- [Dataset rows describing interfaces]:
BEGIN
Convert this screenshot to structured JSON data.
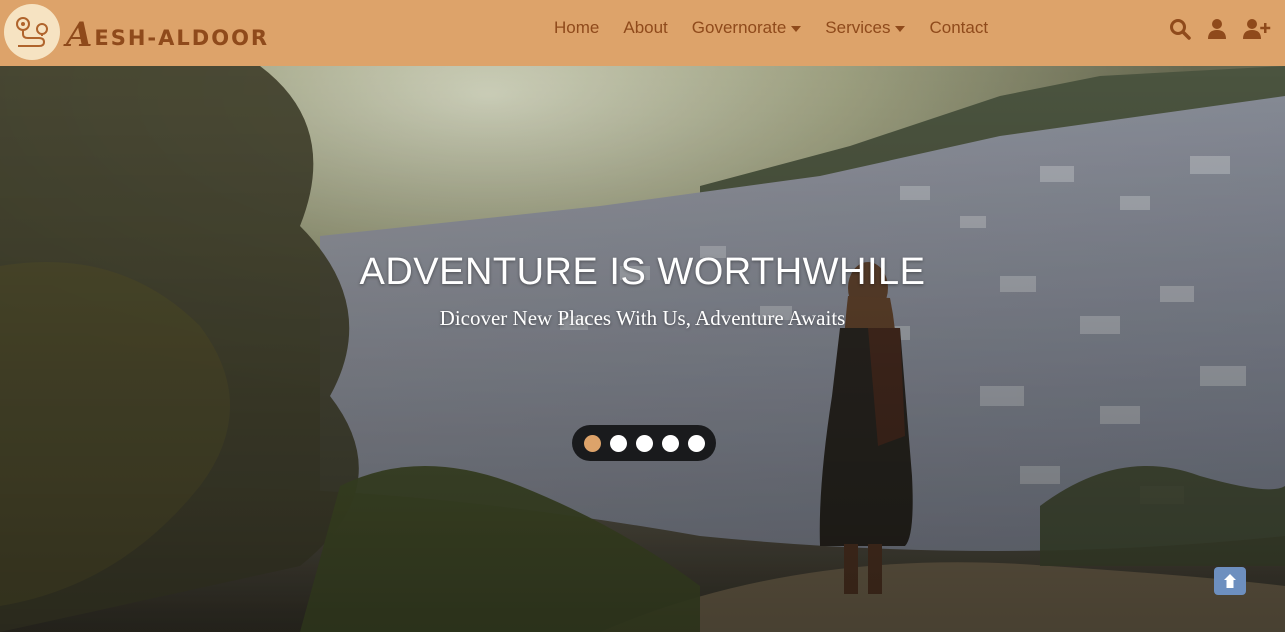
{
  "brand": {
    "first_letter": "A",
    "rest": "ESH-ALDOOR",
    "logo_icon": "map-route-icon"
  },
  "nav": {
    "items": [
      {
        "label": "Home",
        "dropdown": false
      },
      {
        "label": "About",
        "dropdown": false
      },
      {
        "label": "Governorate",
        "dropdown": true
      },
      {
        "label": "Services",
        "dropdown": true
      },
      {
        "label": "Contact",
        "dropdown": false
      }
    ],
    "icons": [
      "search-icon",
      "user-icon",
      "user-plus-icon"
    ]
  },
  "hero": {
    "title": "ADVENTURE IS WORTHWHILE",
    "subtitle": "Dicover New Places With Us, Adventure Awaits",
    "slides_total": 5,
    "active_slide": 1
  },
  "colors": {
    "nav_bg": "#dda36a",
    "brand_text": "#8f4a1b",
    "active_dot": "#dda36a",
    "scroll_top_bg": "#6d8fbf"
  }
}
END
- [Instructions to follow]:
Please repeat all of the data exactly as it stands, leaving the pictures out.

- [Written reply]:
Convert this screenshot to structured JSON data.
{
  "brand": {
    "first_letter": "A",
    "rest": "ESH-ALDOOR",
    "logo_icon": "map-route-icon"
  },
  "nav": {
    "items": [
      {
        "label": "Home",
        "dropdown": false
      },
      {
        "label": "About",
        "dropdown": false
      },
      {
        "label": "Governorate",
        "dropdown": true
      },
      {
        "label": "Services",
        "dropdown": true
      },
      {
        "label": "Contact",
        "dropdown": false
      }
    ],
    "icons": [
      "search-icon",
      "user-icon",
      "user-plus-icon"
    ]
  },
  "hero": {
    "title": "ADVENTURE IS WORTHWHILE",
    "subtitle": "Dicover New Places With Us, Adventure Awaits",
    "slides_total": 5,
    "active_slide": 1
  },
  "colors": {
    "nav_bg": "#dda36a",
    "brand_text": "#8f4a1b",
    "active_dot": "#dda36a",
    "scroll_top_bg": "#6d8fbf"
  }
}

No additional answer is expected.